Andy Murray is not exactly the guy you want to be playing on one leg, even if you're Gilles Simon, who’s shown a talent for the art—remember his part-inspirational, part-bizarre 7-6 in-the-third win over Ivan Ljubicic a few years back at Paris Bercy?
Thus, what promised to be a fairly entertaining match-up of wily counter-punchers under threatening skies devolved into an exercise in futility, soon after Simon came down hard and turned his right ankle. In fact, Simon hurt his foot on a set point for Murray that the Scot subsequently botched—partly because of the distraction created by Simon’s misstep.
Up to that point, the match had been unpredictable. It began with two breaks followed by two holds, as each man tested and teased the other. It was a Monagesque Standoff, with each man hitting deep, neutral groundstrokes that prevented either from taking charge of rallies or going for forcing shots. Simon, however, seemed to lose his appetite for what promised to be a seemingly interminable game of cat-and-mouse and began making enough errors to embolden Murray, who responded by ratcheting up his game and playing with appropriate aggression. He took command in the middle portion of the set.
Then came the ankle. After a full injury timeout that allowed Simon to have his ankle heavily taped, Murray swifty won the next two points and the set. Surrender seemed the wise if not only option for Simon.
Surprisingly, Simon decided to play on. As is often the case in a situation like this, Simon suddenly morphed into a young Rod Laver, cold-cocking winners left and right to break Murray at love in the first game of the second set. But the torrid streak couldn’t last. It never does.
The crowed jeered and whistled as Murray ramped up his already healthy quota of drop shots. Obviously, Murray forgot that when the other guy is hurt, you’re supposed to gently place the ball right in his wheelhouse, so that he can win the match and leave you looking like a kind-hearted idiot before friends, fans and family.
Seriously though, Simon’s decision to play on raised an interesting question: should he have quit, given that this is just the start of the clay season, and playing on a bad ankle could only make the injury worse? Was he being a true warrior, or merely a ham enjoying the sympathy and love of the crowd? It was clear after those first few hero moments of the second set that Simon had basically no shot at winning the match, unless Murray went one worse and broke a leg.
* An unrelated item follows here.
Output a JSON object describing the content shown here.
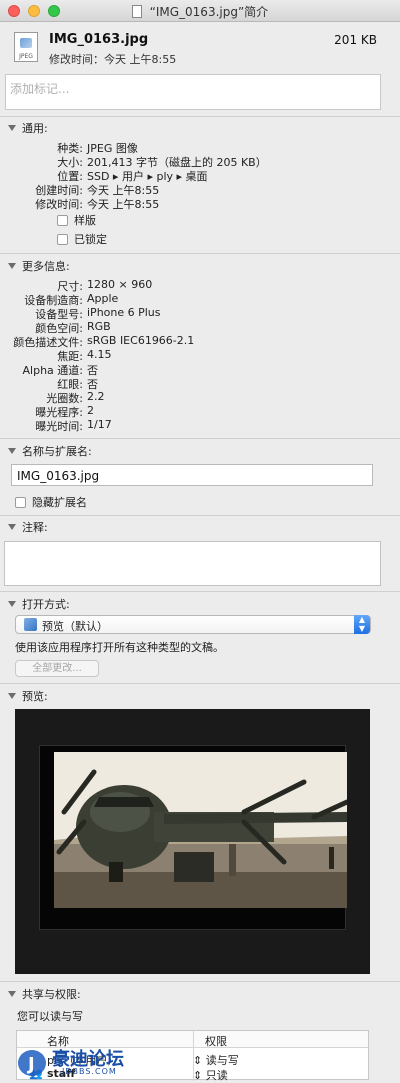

Or the skies opened up with rain.
Neither of those scenarios materialized, leaving Murray to chalk up a 6-3, 6-3 win that was less satisfying than it would have been against a completely fit opponent.